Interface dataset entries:
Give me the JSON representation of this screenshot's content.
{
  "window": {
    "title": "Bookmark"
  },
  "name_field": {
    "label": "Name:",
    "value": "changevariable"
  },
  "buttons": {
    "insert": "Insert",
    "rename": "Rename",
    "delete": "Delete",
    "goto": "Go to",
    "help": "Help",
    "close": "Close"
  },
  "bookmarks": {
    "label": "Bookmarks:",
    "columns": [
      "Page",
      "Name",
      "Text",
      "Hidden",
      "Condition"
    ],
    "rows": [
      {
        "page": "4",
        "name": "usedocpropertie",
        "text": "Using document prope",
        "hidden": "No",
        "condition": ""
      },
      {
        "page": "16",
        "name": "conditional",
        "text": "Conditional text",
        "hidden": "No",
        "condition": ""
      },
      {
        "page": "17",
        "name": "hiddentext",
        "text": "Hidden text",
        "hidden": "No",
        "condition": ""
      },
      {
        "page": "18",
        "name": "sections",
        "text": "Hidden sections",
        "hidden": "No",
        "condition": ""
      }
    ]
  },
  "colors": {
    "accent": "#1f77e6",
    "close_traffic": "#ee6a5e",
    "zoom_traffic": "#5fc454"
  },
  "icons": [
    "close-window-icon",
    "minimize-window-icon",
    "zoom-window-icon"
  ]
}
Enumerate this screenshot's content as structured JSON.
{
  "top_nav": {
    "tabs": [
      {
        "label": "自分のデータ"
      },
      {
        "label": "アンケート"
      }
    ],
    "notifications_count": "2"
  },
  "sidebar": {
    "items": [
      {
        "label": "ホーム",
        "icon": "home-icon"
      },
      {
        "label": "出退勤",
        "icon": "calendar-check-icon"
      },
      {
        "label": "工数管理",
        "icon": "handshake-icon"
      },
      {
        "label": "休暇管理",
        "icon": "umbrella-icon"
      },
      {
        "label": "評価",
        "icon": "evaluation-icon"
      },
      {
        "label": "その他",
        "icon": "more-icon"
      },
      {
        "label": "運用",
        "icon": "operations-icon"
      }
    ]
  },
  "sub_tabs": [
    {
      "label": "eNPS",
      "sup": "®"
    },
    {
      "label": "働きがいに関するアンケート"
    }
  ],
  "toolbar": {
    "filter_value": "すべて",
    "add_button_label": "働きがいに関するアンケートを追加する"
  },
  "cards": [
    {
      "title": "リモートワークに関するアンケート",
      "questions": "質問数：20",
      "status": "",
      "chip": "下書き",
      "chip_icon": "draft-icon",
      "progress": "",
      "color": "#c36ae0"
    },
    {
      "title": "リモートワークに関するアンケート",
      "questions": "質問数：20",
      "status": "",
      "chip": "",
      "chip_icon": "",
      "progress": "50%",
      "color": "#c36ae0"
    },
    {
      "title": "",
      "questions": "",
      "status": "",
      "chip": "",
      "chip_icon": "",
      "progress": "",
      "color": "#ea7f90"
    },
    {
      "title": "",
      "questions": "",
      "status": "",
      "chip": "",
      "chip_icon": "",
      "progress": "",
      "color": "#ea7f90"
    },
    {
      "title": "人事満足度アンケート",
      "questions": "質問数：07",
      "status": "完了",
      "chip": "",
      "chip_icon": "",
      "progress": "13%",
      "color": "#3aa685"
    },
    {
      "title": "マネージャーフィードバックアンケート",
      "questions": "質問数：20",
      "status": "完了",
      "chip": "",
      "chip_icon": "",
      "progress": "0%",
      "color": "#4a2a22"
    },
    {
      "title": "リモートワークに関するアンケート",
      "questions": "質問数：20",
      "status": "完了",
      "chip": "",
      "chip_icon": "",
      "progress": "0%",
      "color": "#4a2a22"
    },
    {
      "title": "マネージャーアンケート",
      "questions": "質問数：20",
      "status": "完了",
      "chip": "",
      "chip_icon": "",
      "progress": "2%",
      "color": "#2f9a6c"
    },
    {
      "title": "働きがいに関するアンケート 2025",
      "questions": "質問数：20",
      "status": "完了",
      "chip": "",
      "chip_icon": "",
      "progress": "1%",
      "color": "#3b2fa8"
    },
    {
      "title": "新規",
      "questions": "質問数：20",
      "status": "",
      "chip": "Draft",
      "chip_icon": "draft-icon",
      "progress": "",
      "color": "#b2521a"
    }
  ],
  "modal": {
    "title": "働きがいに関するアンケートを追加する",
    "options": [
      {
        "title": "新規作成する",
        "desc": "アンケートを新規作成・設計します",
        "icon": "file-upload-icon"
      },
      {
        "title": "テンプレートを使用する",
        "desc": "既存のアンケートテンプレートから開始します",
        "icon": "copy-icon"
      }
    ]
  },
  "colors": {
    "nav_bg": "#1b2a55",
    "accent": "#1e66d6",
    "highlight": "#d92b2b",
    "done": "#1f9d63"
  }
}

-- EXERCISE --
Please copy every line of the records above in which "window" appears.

-- SOLUTION FOR THIS PROBLEM --
  "window": {
    "close-window-icon",
    "minimize-window-icon",
    "zoom-window-icon"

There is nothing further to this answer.